**Task to complete**
The whole listing needs to be restated word for word.

**Input records**
*** Begin section ***
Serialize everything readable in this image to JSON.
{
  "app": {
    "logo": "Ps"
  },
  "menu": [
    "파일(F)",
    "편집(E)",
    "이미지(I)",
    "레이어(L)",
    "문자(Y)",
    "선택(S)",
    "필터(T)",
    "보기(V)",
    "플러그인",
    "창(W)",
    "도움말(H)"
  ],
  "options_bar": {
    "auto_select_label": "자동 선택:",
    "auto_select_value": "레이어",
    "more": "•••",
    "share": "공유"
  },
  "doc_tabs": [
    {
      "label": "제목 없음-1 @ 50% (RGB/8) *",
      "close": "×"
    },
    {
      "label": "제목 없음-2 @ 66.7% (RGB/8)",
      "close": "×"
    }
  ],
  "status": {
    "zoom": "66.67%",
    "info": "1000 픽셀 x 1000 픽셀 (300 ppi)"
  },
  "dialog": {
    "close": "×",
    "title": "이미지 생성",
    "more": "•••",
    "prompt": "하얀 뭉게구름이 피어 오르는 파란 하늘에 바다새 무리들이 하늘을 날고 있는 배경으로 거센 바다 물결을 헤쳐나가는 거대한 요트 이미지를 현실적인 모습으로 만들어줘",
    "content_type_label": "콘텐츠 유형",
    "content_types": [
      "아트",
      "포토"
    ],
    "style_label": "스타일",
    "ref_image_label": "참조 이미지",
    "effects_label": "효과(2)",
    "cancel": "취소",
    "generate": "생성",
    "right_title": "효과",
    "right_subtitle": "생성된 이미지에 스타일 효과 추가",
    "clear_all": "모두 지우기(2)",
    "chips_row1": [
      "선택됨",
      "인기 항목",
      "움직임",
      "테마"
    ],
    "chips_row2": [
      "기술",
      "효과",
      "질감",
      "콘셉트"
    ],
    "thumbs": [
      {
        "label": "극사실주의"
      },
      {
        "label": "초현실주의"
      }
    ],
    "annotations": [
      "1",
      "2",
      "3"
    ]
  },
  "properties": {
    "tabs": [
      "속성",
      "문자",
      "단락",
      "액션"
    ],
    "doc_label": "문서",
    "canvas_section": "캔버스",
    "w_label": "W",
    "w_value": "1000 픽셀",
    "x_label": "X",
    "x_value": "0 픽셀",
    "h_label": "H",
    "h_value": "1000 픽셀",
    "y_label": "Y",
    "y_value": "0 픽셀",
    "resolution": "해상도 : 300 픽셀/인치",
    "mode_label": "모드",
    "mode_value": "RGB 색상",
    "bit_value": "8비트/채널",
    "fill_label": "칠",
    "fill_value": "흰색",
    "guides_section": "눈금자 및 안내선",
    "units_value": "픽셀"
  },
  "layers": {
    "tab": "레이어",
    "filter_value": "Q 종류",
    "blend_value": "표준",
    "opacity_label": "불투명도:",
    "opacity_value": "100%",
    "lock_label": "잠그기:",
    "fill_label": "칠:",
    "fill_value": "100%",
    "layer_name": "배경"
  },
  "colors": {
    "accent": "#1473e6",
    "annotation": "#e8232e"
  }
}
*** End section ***
**Exercise output**
Serialize everything readable in this image to JSON.
{
  "app": {
    "logo": "Ps"
  },
  "menu": [
    "파일(F)",
    "편집(E)",
    "이미지(I)",
    "레이어(L)",
    "문자(Y)",
    "선택(S)",
    "필터(T)",
    "보기(V)",
    "플러그인",
    "창(W)",
    "도움말(H)"
  ],
  "options_bar": {
    "auto_select_label": "자동 선택:",
    "auto_select_value": "레이어",
    "more": "•••",
    "share": "공유"
  },
  "doc_tabs": [
    {
      "label": "제목 없음-1 @ 50% (RGB/8) *",
      "close": "×"
    },
    {
      "label": "제목 없음-2 @ 66.7% (RGB/8)",
      "close": "×"
    }
  ],
  "status": {
    "zoom": "66.67%",
    "info": "1000 픽셀 x 1000 픽셀 (300 ppi)"
  },
  "dialog": {
    "close": "×",
    "title": "이미지 생성",
    "more": "•••",
    "prompt": "하얀 뭉게구름이 피어 오르는 파란 하늘에 바다새 무리들이 하늘을 날고 있는 배경으로 거센 바다 물결을 헤쳐나가는 거대한 요트 이미지를 현실적인 모습으로 만들어줘",
    "content_type_label": "콘텐츠 유형",
    "content_types": [
      "아트",
      "포토"
    ],
    "style_label": "스타일",
    "ref_image_label": "참조 이미지",
    "effects_label": "효과(2)",
    "cancel": "취소",
    "generate": "생성",
    "right_title": "효과",
    "right_subtitle": "생성된 이미지에 스타일 효과 추가",
    "clear_all": "모두 지우기(2)",
    "chips_row1": [
      "선택됨",
      "인기 항목",
      "움직임",
      "테마"
    ],
    "chips_row2": [
      "기술",
      "효과",
      "질감",
      "콘셉트"
    ],
    "thumbs": [
      {
        "label": "극사실주의"
      },
      {
        "label": "초현실주의"
      }
    ],
    "annotations": [
      "1",
      "2",
      "3"
    ]
  },
  "properties": {
    "tabs": [
      "속성",
      "문자",
      "단락",
      "액션"
    ],
    "doc_label": "문서",
    "canvas_section": "캔버스",
    "w_label": "W",
    "w_value": "1000 픽셀",
    "x_label": "X",
    "x_value": "0 픽셀",
    "h_label": "H",
    "h_value": "1000 픽셀",
    "y_label": "Y",
    "y_value": "0 픽셀",
    "resolution": "해상도 : 300 픽셀/인치",
    "mode_label": "모드",
    "mode_value": "RGB 색상",
    "bit_value": "8비트/채널",
    "fill_label": "칠",
    "fill_value": "흰색",
    "guides_section": "눈금자 및 안내선",
    "units_value": "픽셀"
  },
  "layers": {
    "tab": "레이어",
    "filter_value": "Q 종류",
    "blend_value": "표준",
    "opacity_label": "불투명도:",
    "opacity_value": "100%",
    "lock_label": "잠그기:",
    "fill_label": "칠:",
    "fill_value": "100%",
    "layer_name": "배경"
  },
  "colors": {
    "accent": "#1473e6",
    "annotation": "#e8232e"
  }
}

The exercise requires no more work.